Top of Data for the task
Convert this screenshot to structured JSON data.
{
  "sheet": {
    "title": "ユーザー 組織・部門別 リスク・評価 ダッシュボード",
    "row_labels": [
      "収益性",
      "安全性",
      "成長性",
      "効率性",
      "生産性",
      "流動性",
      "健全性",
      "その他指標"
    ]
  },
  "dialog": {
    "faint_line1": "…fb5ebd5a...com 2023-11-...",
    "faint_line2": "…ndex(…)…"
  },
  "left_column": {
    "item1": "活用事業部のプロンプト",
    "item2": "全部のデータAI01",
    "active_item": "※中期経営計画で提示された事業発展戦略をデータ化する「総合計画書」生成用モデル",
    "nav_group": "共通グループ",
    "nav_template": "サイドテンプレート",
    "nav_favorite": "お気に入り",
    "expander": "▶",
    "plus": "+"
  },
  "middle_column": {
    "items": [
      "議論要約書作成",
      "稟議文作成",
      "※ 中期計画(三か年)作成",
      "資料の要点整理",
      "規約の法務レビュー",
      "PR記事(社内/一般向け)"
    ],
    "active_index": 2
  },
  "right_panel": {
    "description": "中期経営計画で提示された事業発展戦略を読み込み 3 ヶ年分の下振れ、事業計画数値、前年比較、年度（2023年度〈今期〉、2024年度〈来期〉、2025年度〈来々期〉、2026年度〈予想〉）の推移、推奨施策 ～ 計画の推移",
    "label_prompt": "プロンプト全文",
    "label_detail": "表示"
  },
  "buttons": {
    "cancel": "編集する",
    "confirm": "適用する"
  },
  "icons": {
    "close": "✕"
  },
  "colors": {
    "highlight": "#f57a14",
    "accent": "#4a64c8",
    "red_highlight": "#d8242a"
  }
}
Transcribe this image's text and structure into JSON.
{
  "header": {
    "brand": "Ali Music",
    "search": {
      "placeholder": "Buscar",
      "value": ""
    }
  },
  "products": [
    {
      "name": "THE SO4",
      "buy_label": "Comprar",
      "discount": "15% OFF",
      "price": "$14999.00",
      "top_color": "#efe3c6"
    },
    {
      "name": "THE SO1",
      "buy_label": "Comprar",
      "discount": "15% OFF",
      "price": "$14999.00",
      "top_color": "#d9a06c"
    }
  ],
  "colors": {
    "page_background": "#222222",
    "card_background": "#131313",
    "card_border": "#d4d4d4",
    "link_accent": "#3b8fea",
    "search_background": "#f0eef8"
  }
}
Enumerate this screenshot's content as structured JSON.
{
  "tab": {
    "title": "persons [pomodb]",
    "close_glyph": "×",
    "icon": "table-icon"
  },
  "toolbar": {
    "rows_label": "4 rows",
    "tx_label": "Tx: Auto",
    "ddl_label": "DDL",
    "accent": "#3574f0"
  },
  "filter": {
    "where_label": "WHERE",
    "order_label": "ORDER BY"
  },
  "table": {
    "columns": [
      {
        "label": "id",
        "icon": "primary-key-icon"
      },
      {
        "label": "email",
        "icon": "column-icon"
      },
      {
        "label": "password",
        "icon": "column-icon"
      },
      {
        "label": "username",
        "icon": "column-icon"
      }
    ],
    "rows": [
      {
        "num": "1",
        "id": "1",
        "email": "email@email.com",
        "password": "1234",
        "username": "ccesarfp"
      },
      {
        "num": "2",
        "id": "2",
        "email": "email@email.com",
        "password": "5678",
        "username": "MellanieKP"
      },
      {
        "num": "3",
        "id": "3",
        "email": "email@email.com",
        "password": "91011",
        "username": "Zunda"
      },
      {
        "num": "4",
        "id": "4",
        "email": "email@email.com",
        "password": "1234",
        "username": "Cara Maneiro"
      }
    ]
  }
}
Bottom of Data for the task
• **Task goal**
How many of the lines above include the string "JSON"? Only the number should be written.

• **Solution for this exercise**
3